We get down to the differences between the Senate and House versions of the tax bill, and debt created is one of those differences. Also included is the number of tax brackets, the alternative minimum tax and the amount of the child tax credit. Plus, Marketplace’s Dan Gorenstein is in Boston looking at how to woo investors to a working-class neighborhood in order to create a healthy, mixed-income community, and Kai Ryssdal figures out how to tell the difference between real and fake Nikes with Eddy Lu, CEO of GOAT, an online sneaker resale marketplace that specializes in authenticity.

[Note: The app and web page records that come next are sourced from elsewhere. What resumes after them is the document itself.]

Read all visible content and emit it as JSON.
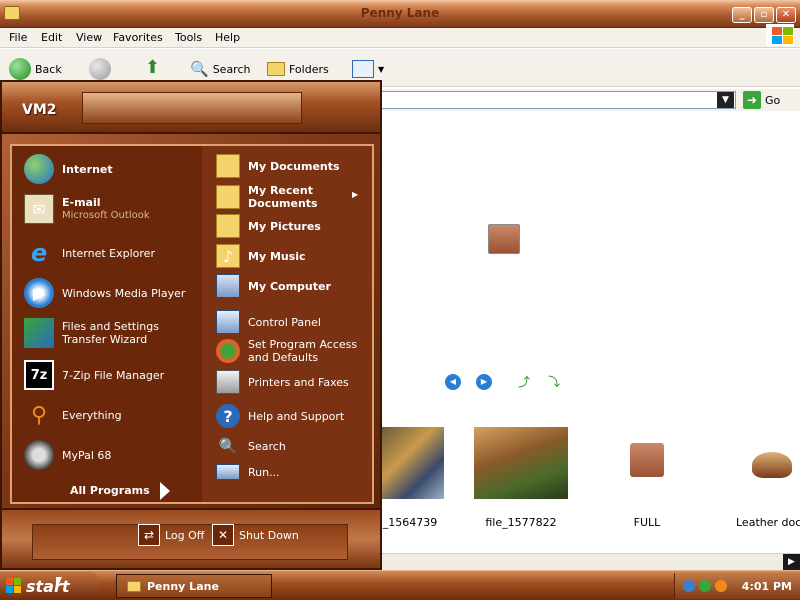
{
  "window": {
    "title": "Penny Lane"
  },
  "menubar": [
    "File",
    "Edit",
    "View",
    "Favorites",
    "Tools",
    "Help"
  ],
  "toolbar": {
    "back": "Back",
    "search": "Search",
    "folders": "Folders"
  },
  "address": {
    "go": "Go"
  },
  "thumbnails": [
    {
      "label": "_1564739"
    },
    {
      "label": "file_1577822"
    },
    {
      "label": "FULL"
    },
    {
      "label": "Leather docs"
    }
  ],
  "startmenu": {
    "user": "VM2",
    "left": [
      {
        "title": "Internet",
        "bold": true
      },
      {
        "title": "E-mail",
        "subtitle": "Microsoft Outlook",
        "bold": true
      },
      {
        "title": "Internet Explorer"
      },
      {
        "title": "Windows Media Player"
      },
      {
        "title": "Files and Settings",
        "title2": "Transfer Wizard"
      },
      {
        "title": "7-Zip File Manager"
      },
      {
        "title": "Everything"
      },
      {
        "title": "MyPal 68"
      }
    ],
    "all_programs": "All Programs",
    "right": [
      {
        "title": "My Documents"
      },
      {
        "title": "My Recent",
        "title2": "Documents"
      },
      {
        "title": "My Pictures"
      },
      {
        "title": "My Music"
      },
      {
        "title": "My Computer"
      },
      {
        "title": "Control Panel"
      },
      {
        "title": "Set Program Access",
        "title2": "and Defaults"
      },
      {
        "title": "Printers and Faxes"
      },
      {
        "title": "Help and Support"
      },
      {
        "title": "Search"
      },
      {
        "title": "Run..."
      }
    ],
    "logoff": "Log Off",
    "shutdown": "Shut Down"
  },
  "taskbar": {
    "start": "start",
    "task": "Penny Lane",
    "clock": "4:01 PM"
  },
  "colors": {
    "accent": "#7d3716",
    "menu_bg": "#6a2709",
    "taskbar": "#a0501e"
  }
}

You risk overheating it. If these cuts pass, and if they do, in fact, stimulate the already-growing economy, the Fed would inevitably have to pump the brakes and raise interest rates. We get into that scenario and hear listeners' ideas about what America would look like with this tax bill in place. Plus, who the Children's Health Insurance Program left stranded when Congress failed to extend its funding, a dispatch from coal country and the tale of how Charles Dickens wrote his hit Christmas story and ended up with almost no money.
Republicans calling for lower corporate tax rates often say that the cash corporations save will stimulate growth, but the truth is, they may already have the cash on hand to do that. And then there's the cautionary tale of what happened in Kansas, where five years ago Gov. Sam Brownback brokered deep cuts that stagnated growth and ballooned the state's deficit to $1 billion before the state legislature reversed them this year. In not-tax news, we discuss the bright future of Amazon's smart speaker assistant, Alexa, the uncertain future of Britain's economy as net migration declines more than it has in 50 years and a new transitional kindergarten program that's shaking up the status quo.
It’s a big moment for the tax world in Washington, and it’s even kind of ... glamorous. Nancy Marshall-Genzer reports from the extravagant centerpiece of a spate of wildly popular events where tax elites can mix, talk big tax thoughts and eat Chick Fil A. And, another day, another round of prominent sexual harassment allegations. We check in with Congresswoman Jackie Speier about the one place these claims don’t seem to be sticking: Capitol Hill. Plus, in a time where most kids seem to be glued to an iPad or a cell phone, teddy bears are standing by — and their manufacturers are trying to remain profitable — Build-a-Bear Workshop’s CEO Sharon Price John tells us.
That’s one way to sum up the “tax trigger,” which allowed the GOP tax bill to clear the Senate budget committee today. The last-minute addition appeased deficit hawks seeking a safety net in case the economic growth triggered by the bill doesn’t quite cover what the cuts will add to the national debt. And we go to Florida, where 170,000 Puerto Ricans have already landed in the 10 weeks since Hurricane Irma hit the island. Then it's on to Nebraska, where farmers are cutting down the trees that prevent blowing dust and dirt on the plains, and we explore an urban flour mill smack-dab in the middle of a strip mall in Pasadena, California.
Mick Mulvaney, appointed leader of the the Consumer Financial Protection Bureau by the president, says you're naive if you thought the government agency would stay the same under the Trump administration. But many are worried that Mulvaney will hollow out the bureau, which gives $12 billion in refunds to 30 million Americans. And we give you the Congressional Budget Office’s evaluation of another Trump-era revamp, the tax reform bill. Plus, why the Koch brothers want to buy Time Inc., what a post-Hurricane Irma citrus industry looks like and how Brexit will affect the Cornish language revival, which the European Union helped finance.